He insists that as a result he may require both theories to
establish entity liability given the absence of vicarious
wrong for several reasons. One, there is no absence of
vicarious liability here: Defendants have stipulated to it.
Two, the Oklahoma Supreme Court's express reasoning in
Jordan was that “[b]ecause vicarious liability
can include liability for punitive damages, the theory of
negligent hiring and retention imposes no further liability
on [an] employer.” Jordan, 935 P.2d at 293. In
other words, a plaintiff does not need a direct negligence
claim against an employer to recover punitive damages because
he may do so by successfully litigating his respondeat
superior claim. So too for Mr. Romero. Three, his analogy to
42 U.S.C. § 1983 and reliance on Fagan is
misguided. Aside from the fact that there is no respondeat
superior liability under 42 U.S.C. § 1983 (meaning that
imposing employer liability calls for more than an
unconstitutional act by an employee-state actor), the Tenth
Circuit has rejected Fagan in holding that a
“claim of inadequate training [and] supervision . . .
under § 1983 cannot be made out against a supervisory
authority absent a finding of a constitutional violation by
the person supervised. “ Trigalet v. City of Tulsa,
Oklahoma, 239 F.3d 1150, 1154 (10th Cir. 2001). Mr.
Romero's claims against Pro Security and Event Security
for negligent hiring and training are thus superfluous
because they may face liability under the principle of
other hand, the claim for negligent hiring and training
against Backwoods is not superfluous.
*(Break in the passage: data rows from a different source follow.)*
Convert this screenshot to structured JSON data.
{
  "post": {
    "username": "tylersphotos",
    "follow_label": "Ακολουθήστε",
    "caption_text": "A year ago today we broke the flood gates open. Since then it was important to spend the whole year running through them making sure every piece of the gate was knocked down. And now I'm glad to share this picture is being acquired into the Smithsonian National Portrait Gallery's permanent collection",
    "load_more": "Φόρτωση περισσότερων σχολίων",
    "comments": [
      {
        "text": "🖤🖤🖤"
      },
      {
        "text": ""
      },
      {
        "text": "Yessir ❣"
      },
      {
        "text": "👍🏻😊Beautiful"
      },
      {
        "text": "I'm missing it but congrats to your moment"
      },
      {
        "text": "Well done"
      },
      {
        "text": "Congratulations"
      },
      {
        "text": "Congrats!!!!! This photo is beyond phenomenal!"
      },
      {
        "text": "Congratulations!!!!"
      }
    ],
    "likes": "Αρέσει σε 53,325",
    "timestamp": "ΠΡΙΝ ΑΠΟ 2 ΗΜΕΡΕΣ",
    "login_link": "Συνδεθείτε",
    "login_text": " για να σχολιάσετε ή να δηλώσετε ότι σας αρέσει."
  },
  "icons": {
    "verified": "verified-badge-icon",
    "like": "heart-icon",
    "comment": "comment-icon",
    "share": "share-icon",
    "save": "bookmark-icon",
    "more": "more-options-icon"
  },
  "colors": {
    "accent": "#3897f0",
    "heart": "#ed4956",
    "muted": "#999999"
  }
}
Without this
claim, Mr. Romero has no way to recover against Backwoods
since he has not asserted negligence through respondeat
superior against the company. (Nor would it make much sense
to do so: Mr. Creek was not an employee of Backwoods). The
negligent hiring and training claim against Backwoods will
conclusion, Defendant Argraves's Motion to Dismiss [Doc.
38] claims against him is GRANTED. Defendants' Motion for
Partial Judgment on the Pleadings ...